There is also the question of who should foot the bill.

The session must yield an "advanced draft" to be polished by government ministers and heads of state for adoption at the November 30-December 11 Paris meeting.

"There is a lot to fight for at this meeting next week in Bonn," said climate analyst Alden Meyer, of the Union of Concerned Scientists.

"What the negotiators have to do is ensure that all the options are reflected in the text, that they're whittled down to a manageable few that ministers can grapple with."

After the 2009 UN conference in Copenhagen failed to produce a universal climate deal, nations set a new deadline of 2015 for an agreement that will enter into force in 2020.

The overarching goal is to limit average global warming to two degrees Celsius (3.6 degrees Fahrenheit) over pre-Industrial Revolution levels.

Beyond that, scientists warn, lies climate catastrophe: ever-more violent storms, droughts and land-gobbling sea-level rise.

The global thermometer has already gone up by 0.8 C. US government scientists have declared July the hottest month in history, and said 2015 appears set to overtake 2014 as the hottest year since records began in 1880.

Exlanation f how permafrost thawing could radically accelerate global warming

Need to 'ratchet up'

The Paris pact will be underpinned by a roster of national pledges for curbing carbon pollution.

But experts say the nearly 150 submissions received so far from nations accounting for 80 percent of emissions, placed the planet on course for warming closer to 3 C.

"The big issue for Bonn will be establishing an 'ambition accelerator'," climate policy expert Mohamed Adow, of NGO Christian Aid, told AFP.

"It is vital that a review system is created to track the global efforts and strengthen them over time." Yet nations are not agreed on a mechanism to "ratchet up" the pledges—the only way left to stay on the 2 C track.

Another stumbling block is money to help developing nations switch to less polluting energy and adapt to climate impacts, such as rising seas, that can no longer be avoided.

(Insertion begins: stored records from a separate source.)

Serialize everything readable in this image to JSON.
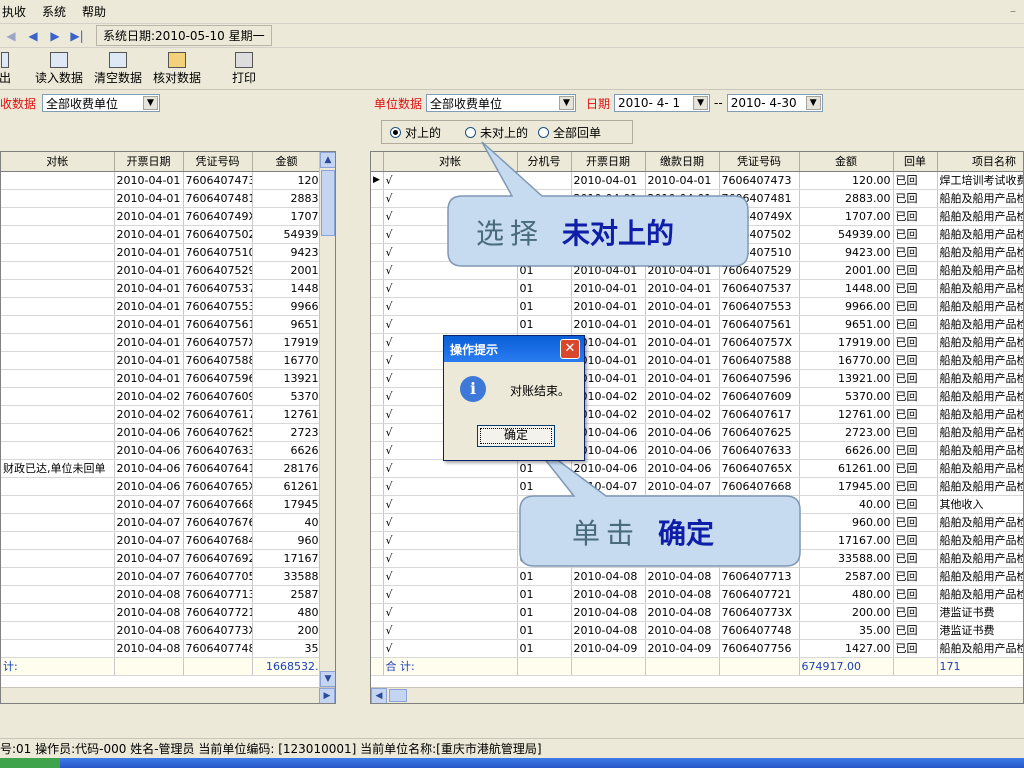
{
  "menu": {
    "items": [
      "执收",
      "系统",
      "帮助"
    ]
  },
  "nav": {
    "system_date": "系统日期:2010-05-10 星期一"
  },
  "toolbar": {
    "items": [
      "出",
      "读入数据",
      "清空数据",
      "核对数据",
      "打印"
    ]
  },
  "left_filter": {
    "label": "收数据",
    "unit_value": "全部收费单位"
  },
  "right_filter": {
    "unit_label": "单位数据",
    "unit_value": "全部收费单位",
    "date_label": "日期",
    "date_from": "2010- 4- 1",
    "date_sep": "--",
    "date_to": "2010- 4-30"
  },
  "radio": {
    "options": [
      "对上的",
      "未对上的",
      "全部回单"
    ],
    "selected": 0
  },
  "left_grid": {
    "columns": [
      "对帐",
      "开票日期",
      "凭证号码",
      "金额"
    ],
    "rows": [
      [
        "",
        "2010-04-01",
        "7606407473",
        "120"
      ],
      [
        "",
        "2010-04-01",
        "7606407481",
        "2883"
      ],
      [
        "",
        "2010-04-01",
        "760640749X",
        "1707"
      ],
      [
        "",
        "2010-04-01",
        "7606407502",
        "54939"
      ],
      [
        "",
        "2010-04-01",
        "7606407510",
        "9423"
      ],
      [
        "",
        "2010-04-01",
        "7606407529",
        "2001"
      ],
      [
        "",
        "2010-04-01",
        "7606407537",
        "1448"
      ],
      [
        "",
        "2010-04-01",
        "7606407553",
        "9966"
      ],
      [
        "",
        "2010-04-01",
        "7606407561",
        "9651"
      ],
      [
        "",
        "2010-04-01",
        "760640757X",
        "17919"
      ],
      [
        "",
        "2010-04-01",
        "7606407588",
        "16770"
      ],
      [
        "",
        "2010-04-01",
        "7606407596",
        "13921"
      ],
      [
        "",
        "2010-04-02",
        "7606407609",
        "5370"
      ],
      [
        "",
        "2010-04-02",
        "7606407617",
        "12761"
      ],
      [
        "",
        "2010-04-06",
        "7606407625",
        "2723"
      ],
      [
        "",
        "2010-04-06",
        "7606407633",
        "6626"
      ],
      [
        "财政已达,单位未回单",
        "2010-04-06",
        "7606407641",
        "28176"
      ],
      [
        "",
        "2010-04-06",
        "760640765X",
        "61261"
      ],
      [
        "",
        "2010-04-07",
        "7606407668",
        "17945"
      ],
      [
        "",
        "2010-04-07",
        "7606407676",
        "40"
      ],
      [
        "",
        "2010-04-07",
        "7606407684",
        "960"
      ],
      [
        "",
        "2010-04-07",
        "7606407692",
        "17167"
      ],
      [
        "",
        "2010-04-07",
        "7606407705",
        "33588"
      ],
      [
        "",
        "2010-04-08",
        "7606407713",
        "2587"
      ],
      [
        "",
        "2010-04-08",
        "7606407721",
        "480"
      ],
      [
        "",
        "2010-04-08",
        "760640773X",
        "200"
      ],
      [
        "",
        "2010-04-08",
        "7606407748",
        "35"
      ]
    ],
    "total_label": "计:",
    "total_value": "1668532."
  },
  "right_grid": {
    "columns": [
      "对帐",
      "分机号",
      "开票日期",
      "缴款日期",
      "凭证号码",
      "金额",
      "回单",
      "项目名称"
    ],
    "rows": [
      [
        "√",
        "",
        "2010-04-01",
        "2010-04-01",
        "7606407473",
        "120.00",
        "已回",
        "焊工培训考试收费"
      ],
      [
        "√",
        "",
        "2010-04-01",
        "2010-04-01",
        "7606407481",
        "2883.00",
        "已回",
        "船舶及船用产品检验"
      ],
      [
        "√",
        "",
        "2010-04-01",
        "2010-04-01",
        "760640749X",
        "1707.00",
        "已回",
        "船舶及船用产品检验"
      ],
      [
        "√",
        "",
        "2010-04-01",
        "2010-04-01",
        "7606407502",
        "54939.00",
        "已回",
        "船舶及船用产品检验"
      ],
      [
        "√",
        "",
        "2010-04-01",
        "2010-04-01",
        "7606407510",
        "9423.00",
        "已回",
        "船舶及船用产品检验"
      ],
      [
        "√",
        "01",
        "2010-04-01",
        "2010-04-01",
        "7606407529",
        "2001.00",
        "已回",
        "船舶及船用产品检验"
      ],
      [
        "√",
        "01",
        "2010-04-01",
        "2010-04-01",
        "7606407537",
        "1448.00",
        "已回",
        "船舶及船用产品检验"
      ],
      [
        "√",
        "01",
        "2010-04-01",
        "2010-04-01",
        "7606407553",
        "9966.00",
        "已回",
        "船舶及船用产品检验"
      ],
      [
        "√",
        "01",
        "2010-04-01",
        "2010-04-01",
        "7606407561",
        "9651.00",
        "已回",
        "船舶及船用产品检验"
      ],
      [
        "√",
        "",
        "2010-04-01",
        "2010-04-01",
        "760640757X",
        "17919.00",
        "已回",
        "船舶及船用产品检验"
      ],
      [
        "√",
        "",
        "2010-04-01",
        "2010-04-01",
        "7606407588",
        "16770.00",
        "已回",
        "船舶及船用产品检验"
      ],
      [
        "√",
        "",
        "2010-04-01",
        "2010-04-01",
        "7606407596",
        "13921.00",
        "已回",
        "船舶及船用产品检验"
      ],
      [
        "√",
        "",
        "2010-04-02",
        "2010-04-02",
        "7606407609",
        "5370.00",
        "已回",
        "船舶及船用产品检验"
      ],
      [
        "√",
        "",
        "2010-04-02",
        "2010-04-02",
        "7606407617",
        "12761.00",
        "已回",
        "船舶及船用产品检验"
      ],
      [
        "√",
        "",
        "2010-04-06",
        "2010-04-06",
        "7606407625",
        "2723.00",
        "已回",
        "船舶及船用产品检验"
      ],
      [
        "√",
        "",
        "2010-04-06",
        "2010-04-06",
        "7606407633",
        "6626.00",
        "已回",
        "船舶及船用产品检验"
      ],
      [
        "√",
        "01",
        "2010-04-06",
        "2010-04-06",
        "760640765X",
        "61261.00",
        "已回",
        "船舶及船用产品检验"
      ],
      [
        "√",
        "01",
        "2010-04-07",
        "2010-04-07",
        "7606407668",
        "17945.00",
        "已回",
        "船舶及船用产品检验"
      ],
      [
        "√",
        "",
        "",
        "",
        "",
        "40.00",
        "已回",
        "其他收入"
      ],
      [
        "√",
        "",
        "",
        "",
        "",
        "960.00",
        "已回",
        "船舶及船用产品检验"
      ],
      [
        "√",
        "",
        "",
        "",
        "",
        "17167.00",
        "已回",
        "船舶及船用产品检验"
      ],
      [
        "√",
        "01",
        "",
        "",
        "",
        "33588.00",
        "已回",
        "船舶及船用产品检验"
      ],
      [
        "√",
        "01",
        "2010-04-08",
        "2010-04-08",
        "7606407713",
        "2587.00",
        "已回",
        "船舶及船用产品检验"
      ],
      [
        "√",
        "01",
        "2010-04-08",
        "2010-04-08",
        "7606407721",
        "480.00",
        "已回",
        "船舶及船用产品检验"
      ],
      [
        "√",
        "01",
        "2010-04-08",
        "2010-04-08",
        "760640773X",
        "200.00",
        "已回",
        "港监证书费"
      ],
      [
        "√",
        "01",
        "2010-04-08",
        "2010-04-08",
        "7606407748",
        "35.00",
        "已回",
        "港监证书费"
      ],
      [
        "√",
        "01",
        "2010-04-09",
        "2010-04-09",
        "7606407756",
        "1427.00",
        "已回",
        "船舶及船用产品检验"
      ]
    ],
    "total_label": "合 计:",
    "total_value": "674917.00",
    "total_count": "171"
  },
  "dialog": {
    "title": "操作提示",
    "message": "对账结束。",
    "ok_label": "确定",
    "close_glyph": "✕",
    "icon_glyph": "i"
  },
  "callouts": {
    "top_gray": "选择",
    "top_blue": "未对上的",
    "bottom_gray": "单击",
    "bottom_blue": "确定"
  },
  "status": {
    "text": "号:01 操作员:代码-000 姓名-管理员 当前单位编码: [123010001] 当前单位名称:[重庆市港航管理局]"
  }
}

For many developing nations, their emissions-curbing pledges are conditioned on financial aid.

Slimmer blueprint

After two decades of bickering, Bonn will be the last official chance before Paris to haggle over the wording of the agreement.

Details of and forecasts for the deterioration of the Rhone Glacier, Switzerland

Since the last meeting in September, the joint chairmen of the talks, Algeria's Ahmed Djoghlaf and Daniel Reifsnyder of the United States, have slashed the blueprint from 80-odd pages to 20.

"This was a very significant step forward," said Greenpeace climate change advisor Jens Mattias Clausen.

However, "this has come at a price: some key pieces are either missing or have become too weak in the text right now," especially provisions for finance and strengthening pledges.

As a result, the meeting is likely to get off to a rocky start, said observers.

Yet, hopes are that negotiators will have been bolstered by political signals in recent weeks that world leaders are committed to a deal, they say.

In September, the United States and China laid out a "common vision" for a "low-carbon transformation of the global economy this century", and in June Pope Francis called on the world to take up the "urgent challenge to protect our common home".

UN chief Ban Ki-moon said Thursday he was "reasonably optimistic" for a positive Paris outcome.

French climate ambassador Laurence Tubiana said she was also hopeful.

"Up until the last, last minute, we will not know what the quality of the agreement will be. But we will have an agreement."